Katrina L. Boterhoven de Haan , 1 , Christopher W. Lee 1 , Eva Fassbinder 2 , Marisol J. Voncken 3 , Mariel Meewisse 4 , Saskia M. Van Es 5 , Simone Menninga 6 , Margriet Kousemaker 7 , Arnoud Arntz 8
4 May 2017
Post-traumatic stress disorder (PTSD) that originates from childhood trauma experiences can develop into a chronic condition that has lasting effects on an individual’s functioning and quality of life. While there are evidence-based guidelines for treating adult onset PTSD, treatments for adults with childhood trauma-related PTSD (Ch-PTSD) are varied and subject to ongoing debate. This study will test the effectiveness of two trauma-focused treatments, imagery rescripting (ImRs) and eye movement desensitisation and reprocessing (EMDR) in participants with Ch-PTSD. Both have been found effective in treatment of adult PTSD or mixed onset PTSD and previous research indicates they are well-tolerated treatments. However, we know less about their effectiveness for treating Ch-PTSD or their underlying working mechanisms.
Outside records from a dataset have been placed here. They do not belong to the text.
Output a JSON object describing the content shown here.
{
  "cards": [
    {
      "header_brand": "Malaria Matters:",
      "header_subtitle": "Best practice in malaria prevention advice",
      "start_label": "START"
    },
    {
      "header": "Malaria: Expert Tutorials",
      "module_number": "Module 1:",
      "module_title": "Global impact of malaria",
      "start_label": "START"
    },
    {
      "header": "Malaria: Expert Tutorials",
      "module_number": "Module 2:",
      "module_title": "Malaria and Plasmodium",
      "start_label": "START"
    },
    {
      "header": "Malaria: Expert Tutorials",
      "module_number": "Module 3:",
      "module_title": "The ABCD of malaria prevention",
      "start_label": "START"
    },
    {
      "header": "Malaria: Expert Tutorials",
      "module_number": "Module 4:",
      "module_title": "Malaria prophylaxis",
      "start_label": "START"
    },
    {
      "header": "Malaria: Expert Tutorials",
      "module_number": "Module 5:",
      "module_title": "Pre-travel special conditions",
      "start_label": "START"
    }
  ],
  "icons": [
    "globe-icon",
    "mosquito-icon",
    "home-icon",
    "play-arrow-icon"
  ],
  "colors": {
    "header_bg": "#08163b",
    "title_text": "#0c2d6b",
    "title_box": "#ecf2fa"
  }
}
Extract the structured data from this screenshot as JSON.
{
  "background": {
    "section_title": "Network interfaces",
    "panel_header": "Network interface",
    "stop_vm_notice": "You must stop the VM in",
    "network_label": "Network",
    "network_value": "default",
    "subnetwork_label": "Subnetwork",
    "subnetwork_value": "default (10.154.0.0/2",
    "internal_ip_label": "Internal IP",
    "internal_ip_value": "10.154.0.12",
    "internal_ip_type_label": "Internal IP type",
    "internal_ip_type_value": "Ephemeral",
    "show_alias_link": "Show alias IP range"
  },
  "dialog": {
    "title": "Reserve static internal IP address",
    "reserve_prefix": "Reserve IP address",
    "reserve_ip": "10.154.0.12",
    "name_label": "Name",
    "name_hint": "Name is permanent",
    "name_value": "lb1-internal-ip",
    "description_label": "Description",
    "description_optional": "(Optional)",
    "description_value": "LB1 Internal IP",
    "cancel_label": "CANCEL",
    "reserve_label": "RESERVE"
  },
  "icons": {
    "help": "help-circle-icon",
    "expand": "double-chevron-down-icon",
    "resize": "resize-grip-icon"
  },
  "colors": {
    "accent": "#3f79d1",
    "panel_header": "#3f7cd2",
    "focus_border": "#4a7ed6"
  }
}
IREM is an international multicentre randomised controlled trial involving seven sites across Australia, Germany and the Netherlands. We aim to recruit 142 participants (minimum of n = 20 per site), who will be randomly assigned to treatment condition. Assessments will be conducted before treatment until 1-year follow-up. Assessments before and after the waitlist will assess change in time only. The primary outcome measure is change in PTSD symptom severity from pre-treatment to 8-weeks post-treatment. Secondary outcome measures include change in severity of depression, anger, trauma-related cognitions, guilt, shame, dissociation and quality of life. Underlying mechanisms of treatment will be assessed on changes in vividness, valence and encapsulated belief of a worst trauma memory. Additional sub-studies will include qualitative investigation of treatment experiences from the participant and therapists’ perspective, changes in memory and the impact of treatment fidelity on outcome measures.
The primary aims of this study are to compare the effectiveness of EMDR and ImRs in treating Ch-PTSD and to investigate the underlying working mechanisms of the two treatments. The large-scale international design will make a significant contribution to our understanding of how these treatments address the needs of individuals with Ch-PTSD and therefore, potentially improve their effectiveness.
Australian New Zealand Clinical Trials Registry ACTRN12614000750684. Registered 16 July 2014.